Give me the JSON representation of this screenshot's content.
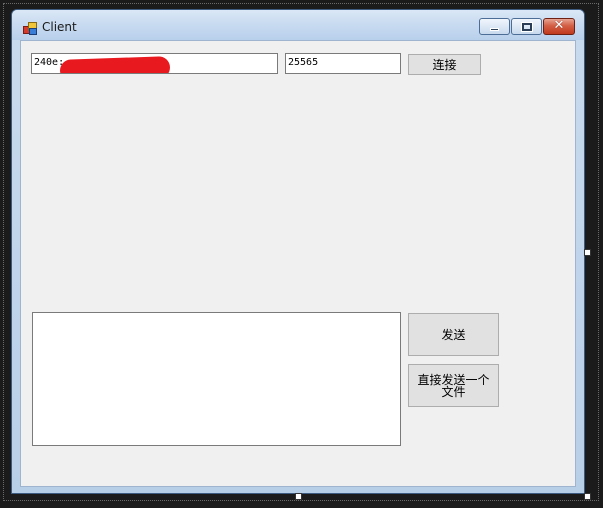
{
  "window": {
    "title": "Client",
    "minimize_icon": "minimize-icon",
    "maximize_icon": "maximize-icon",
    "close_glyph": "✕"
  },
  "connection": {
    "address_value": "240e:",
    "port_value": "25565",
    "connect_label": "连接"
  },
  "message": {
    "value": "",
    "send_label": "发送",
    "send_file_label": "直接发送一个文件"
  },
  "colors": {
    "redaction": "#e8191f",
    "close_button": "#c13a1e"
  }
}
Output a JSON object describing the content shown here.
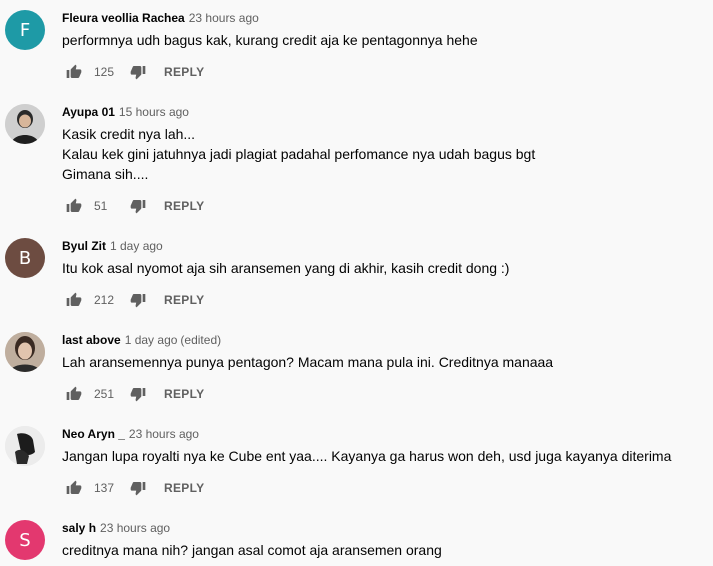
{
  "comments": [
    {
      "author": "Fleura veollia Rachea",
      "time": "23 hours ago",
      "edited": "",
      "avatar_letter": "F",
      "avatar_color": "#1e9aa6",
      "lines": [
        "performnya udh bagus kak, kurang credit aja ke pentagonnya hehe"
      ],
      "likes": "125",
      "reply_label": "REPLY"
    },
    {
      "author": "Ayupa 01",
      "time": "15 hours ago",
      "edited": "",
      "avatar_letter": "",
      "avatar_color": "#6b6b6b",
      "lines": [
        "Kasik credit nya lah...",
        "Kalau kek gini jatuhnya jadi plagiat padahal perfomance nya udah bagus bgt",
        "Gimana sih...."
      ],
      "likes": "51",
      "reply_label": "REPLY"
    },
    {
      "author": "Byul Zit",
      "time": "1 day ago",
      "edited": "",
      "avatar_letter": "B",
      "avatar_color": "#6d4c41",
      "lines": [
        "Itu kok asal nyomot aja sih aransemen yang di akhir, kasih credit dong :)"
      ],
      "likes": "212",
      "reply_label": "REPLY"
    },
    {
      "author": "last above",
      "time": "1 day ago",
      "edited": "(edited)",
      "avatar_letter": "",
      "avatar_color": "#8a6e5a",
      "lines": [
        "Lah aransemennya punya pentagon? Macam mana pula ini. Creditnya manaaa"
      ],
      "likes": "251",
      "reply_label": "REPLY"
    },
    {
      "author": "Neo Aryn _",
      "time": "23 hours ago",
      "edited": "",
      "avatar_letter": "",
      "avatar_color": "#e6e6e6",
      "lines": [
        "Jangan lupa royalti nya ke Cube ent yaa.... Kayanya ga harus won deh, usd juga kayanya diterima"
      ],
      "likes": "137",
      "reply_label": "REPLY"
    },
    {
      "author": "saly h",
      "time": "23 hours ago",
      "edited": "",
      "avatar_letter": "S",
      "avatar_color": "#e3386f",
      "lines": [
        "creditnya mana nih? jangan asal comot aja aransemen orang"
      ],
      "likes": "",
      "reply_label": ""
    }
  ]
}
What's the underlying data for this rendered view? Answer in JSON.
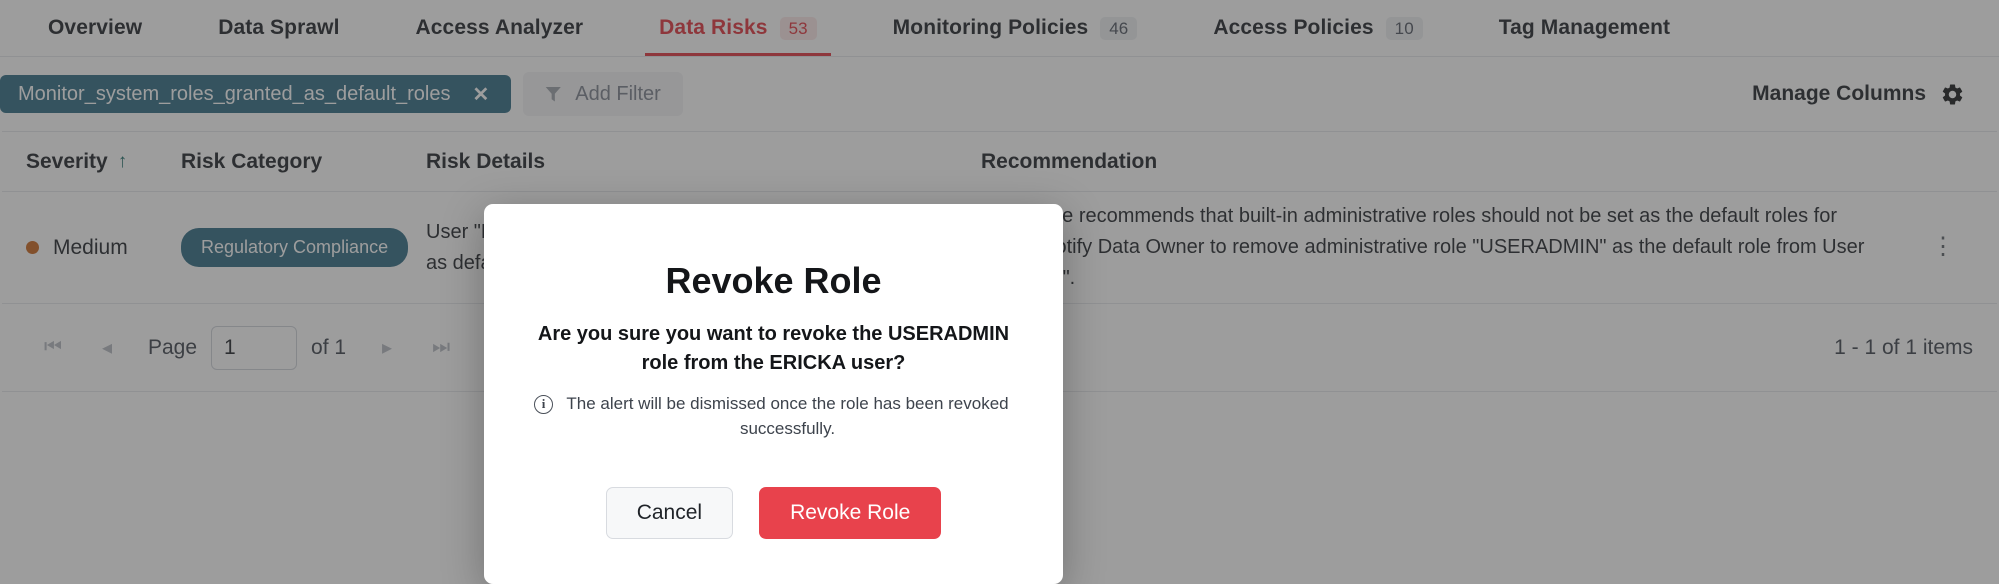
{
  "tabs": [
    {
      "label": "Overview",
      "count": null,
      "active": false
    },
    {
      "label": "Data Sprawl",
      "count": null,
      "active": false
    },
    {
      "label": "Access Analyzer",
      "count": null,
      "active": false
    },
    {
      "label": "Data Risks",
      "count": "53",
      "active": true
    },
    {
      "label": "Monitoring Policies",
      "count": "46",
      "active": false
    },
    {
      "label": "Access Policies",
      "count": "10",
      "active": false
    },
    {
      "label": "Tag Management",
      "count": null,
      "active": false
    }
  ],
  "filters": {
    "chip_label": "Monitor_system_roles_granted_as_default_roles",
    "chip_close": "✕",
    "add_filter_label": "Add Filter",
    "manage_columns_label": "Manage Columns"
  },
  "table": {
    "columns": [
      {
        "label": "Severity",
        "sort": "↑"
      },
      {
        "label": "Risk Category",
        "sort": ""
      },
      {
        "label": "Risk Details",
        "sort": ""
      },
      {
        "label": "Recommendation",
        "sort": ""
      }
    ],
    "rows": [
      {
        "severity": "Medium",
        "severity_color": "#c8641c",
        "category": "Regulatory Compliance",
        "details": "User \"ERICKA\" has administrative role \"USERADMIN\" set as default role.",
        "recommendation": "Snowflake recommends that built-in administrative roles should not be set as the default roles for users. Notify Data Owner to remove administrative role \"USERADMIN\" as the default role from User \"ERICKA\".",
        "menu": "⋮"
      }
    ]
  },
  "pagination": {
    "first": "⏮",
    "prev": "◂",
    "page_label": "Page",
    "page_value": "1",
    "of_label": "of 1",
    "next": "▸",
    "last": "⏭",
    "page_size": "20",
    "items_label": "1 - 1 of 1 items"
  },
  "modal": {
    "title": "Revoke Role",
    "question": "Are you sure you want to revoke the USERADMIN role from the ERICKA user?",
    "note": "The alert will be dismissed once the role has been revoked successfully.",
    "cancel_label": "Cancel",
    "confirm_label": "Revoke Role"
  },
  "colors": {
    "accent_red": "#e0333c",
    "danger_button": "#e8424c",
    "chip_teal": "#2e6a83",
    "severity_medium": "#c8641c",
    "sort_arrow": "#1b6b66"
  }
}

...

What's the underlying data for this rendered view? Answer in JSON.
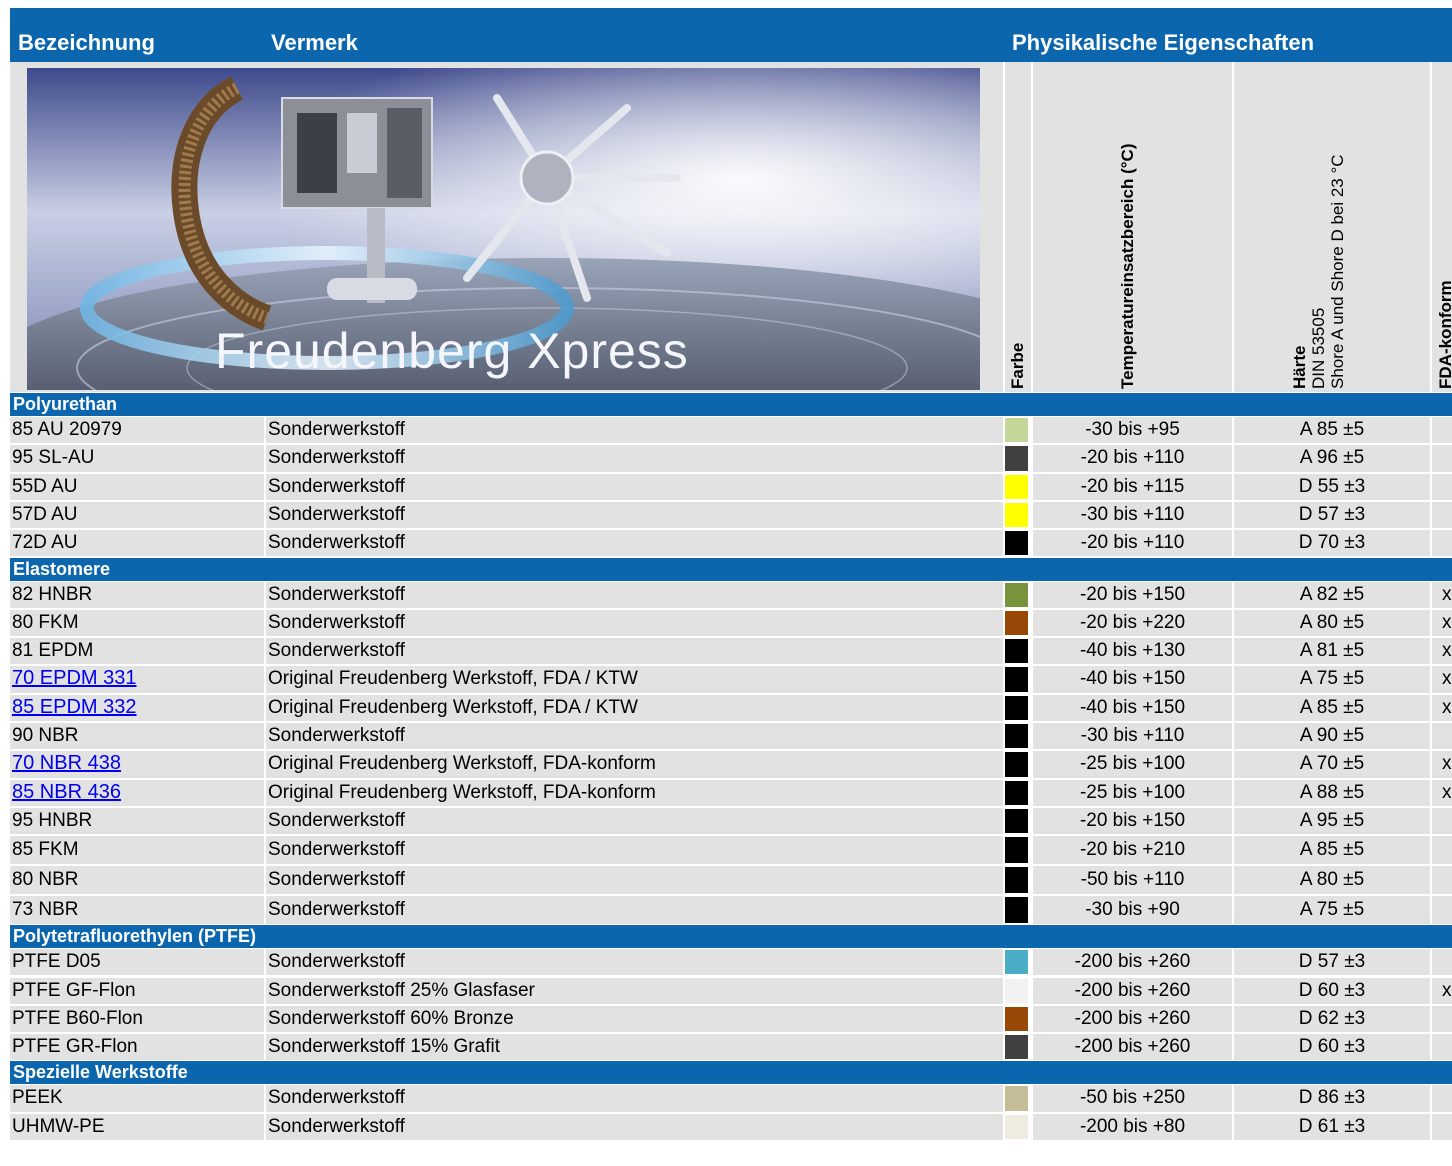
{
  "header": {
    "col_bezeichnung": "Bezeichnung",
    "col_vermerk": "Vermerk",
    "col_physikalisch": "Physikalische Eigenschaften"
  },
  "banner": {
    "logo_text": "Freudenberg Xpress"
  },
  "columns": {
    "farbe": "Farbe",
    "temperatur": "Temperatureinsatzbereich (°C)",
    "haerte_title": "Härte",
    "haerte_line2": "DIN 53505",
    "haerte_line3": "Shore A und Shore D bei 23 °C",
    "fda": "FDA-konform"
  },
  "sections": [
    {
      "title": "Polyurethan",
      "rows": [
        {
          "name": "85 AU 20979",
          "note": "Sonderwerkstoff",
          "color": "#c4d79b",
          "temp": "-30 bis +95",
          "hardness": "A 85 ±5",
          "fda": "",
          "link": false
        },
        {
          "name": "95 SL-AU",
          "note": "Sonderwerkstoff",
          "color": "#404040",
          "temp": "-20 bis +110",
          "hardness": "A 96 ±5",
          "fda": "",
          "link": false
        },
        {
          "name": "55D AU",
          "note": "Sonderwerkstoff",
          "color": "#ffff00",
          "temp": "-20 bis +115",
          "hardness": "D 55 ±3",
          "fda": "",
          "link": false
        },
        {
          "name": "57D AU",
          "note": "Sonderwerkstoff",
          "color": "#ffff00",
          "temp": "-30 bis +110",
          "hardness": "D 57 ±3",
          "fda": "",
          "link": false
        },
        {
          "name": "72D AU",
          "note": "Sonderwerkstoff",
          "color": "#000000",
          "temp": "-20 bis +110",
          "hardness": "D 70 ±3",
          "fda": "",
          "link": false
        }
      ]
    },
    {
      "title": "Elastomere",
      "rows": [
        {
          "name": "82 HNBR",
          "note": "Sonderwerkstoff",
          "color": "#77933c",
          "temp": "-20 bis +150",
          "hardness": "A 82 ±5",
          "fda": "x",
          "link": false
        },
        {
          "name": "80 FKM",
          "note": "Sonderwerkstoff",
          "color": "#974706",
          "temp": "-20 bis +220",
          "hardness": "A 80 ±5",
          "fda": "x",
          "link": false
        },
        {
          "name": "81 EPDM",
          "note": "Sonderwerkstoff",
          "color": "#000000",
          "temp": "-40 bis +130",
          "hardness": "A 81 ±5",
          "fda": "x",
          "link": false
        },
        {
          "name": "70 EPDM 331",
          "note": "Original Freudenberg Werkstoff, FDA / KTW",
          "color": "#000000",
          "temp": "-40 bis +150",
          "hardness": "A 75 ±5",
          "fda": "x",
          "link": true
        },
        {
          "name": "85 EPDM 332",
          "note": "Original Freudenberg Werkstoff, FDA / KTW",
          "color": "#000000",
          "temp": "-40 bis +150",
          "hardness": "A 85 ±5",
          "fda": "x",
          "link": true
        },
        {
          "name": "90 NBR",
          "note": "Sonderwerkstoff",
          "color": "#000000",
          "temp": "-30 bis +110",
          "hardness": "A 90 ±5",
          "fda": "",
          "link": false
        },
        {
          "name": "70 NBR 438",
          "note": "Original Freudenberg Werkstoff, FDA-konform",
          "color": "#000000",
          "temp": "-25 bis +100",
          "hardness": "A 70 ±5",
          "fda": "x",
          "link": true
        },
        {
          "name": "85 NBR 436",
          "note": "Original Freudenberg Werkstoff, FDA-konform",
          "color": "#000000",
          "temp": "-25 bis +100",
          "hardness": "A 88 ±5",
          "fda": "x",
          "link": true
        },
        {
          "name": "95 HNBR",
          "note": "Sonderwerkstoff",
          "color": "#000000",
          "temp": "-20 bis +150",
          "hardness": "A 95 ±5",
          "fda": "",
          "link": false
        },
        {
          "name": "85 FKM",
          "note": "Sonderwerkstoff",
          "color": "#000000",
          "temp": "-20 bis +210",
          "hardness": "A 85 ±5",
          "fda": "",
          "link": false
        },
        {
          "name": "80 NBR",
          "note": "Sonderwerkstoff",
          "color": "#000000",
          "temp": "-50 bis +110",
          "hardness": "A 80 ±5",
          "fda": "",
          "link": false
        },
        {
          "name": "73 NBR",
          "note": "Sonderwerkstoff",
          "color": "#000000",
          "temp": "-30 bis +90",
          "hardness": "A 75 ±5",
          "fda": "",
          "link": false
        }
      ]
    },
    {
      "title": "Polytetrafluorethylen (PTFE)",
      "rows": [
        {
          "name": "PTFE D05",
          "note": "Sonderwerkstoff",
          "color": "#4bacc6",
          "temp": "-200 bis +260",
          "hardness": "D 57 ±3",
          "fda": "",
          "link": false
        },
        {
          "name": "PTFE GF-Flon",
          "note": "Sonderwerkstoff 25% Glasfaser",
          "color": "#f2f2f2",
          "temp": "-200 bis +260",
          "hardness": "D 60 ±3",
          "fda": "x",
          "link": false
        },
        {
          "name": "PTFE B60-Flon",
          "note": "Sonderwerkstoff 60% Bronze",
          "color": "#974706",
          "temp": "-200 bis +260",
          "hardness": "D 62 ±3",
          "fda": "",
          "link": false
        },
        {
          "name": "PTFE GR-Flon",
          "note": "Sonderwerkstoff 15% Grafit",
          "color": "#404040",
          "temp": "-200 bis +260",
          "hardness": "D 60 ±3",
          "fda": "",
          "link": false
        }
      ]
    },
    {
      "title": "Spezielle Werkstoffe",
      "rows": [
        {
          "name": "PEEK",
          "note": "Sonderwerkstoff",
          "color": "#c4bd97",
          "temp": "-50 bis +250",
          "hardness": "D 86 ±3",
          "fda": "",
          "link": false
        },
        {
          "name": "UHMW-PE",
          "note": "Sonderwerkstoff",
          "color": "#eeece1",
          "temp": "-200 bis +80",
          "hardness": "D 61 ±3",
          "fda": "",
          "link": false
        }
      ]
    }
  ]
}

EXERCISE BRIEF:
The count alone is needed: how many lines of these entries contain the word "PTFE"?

ANSWER BOX:
5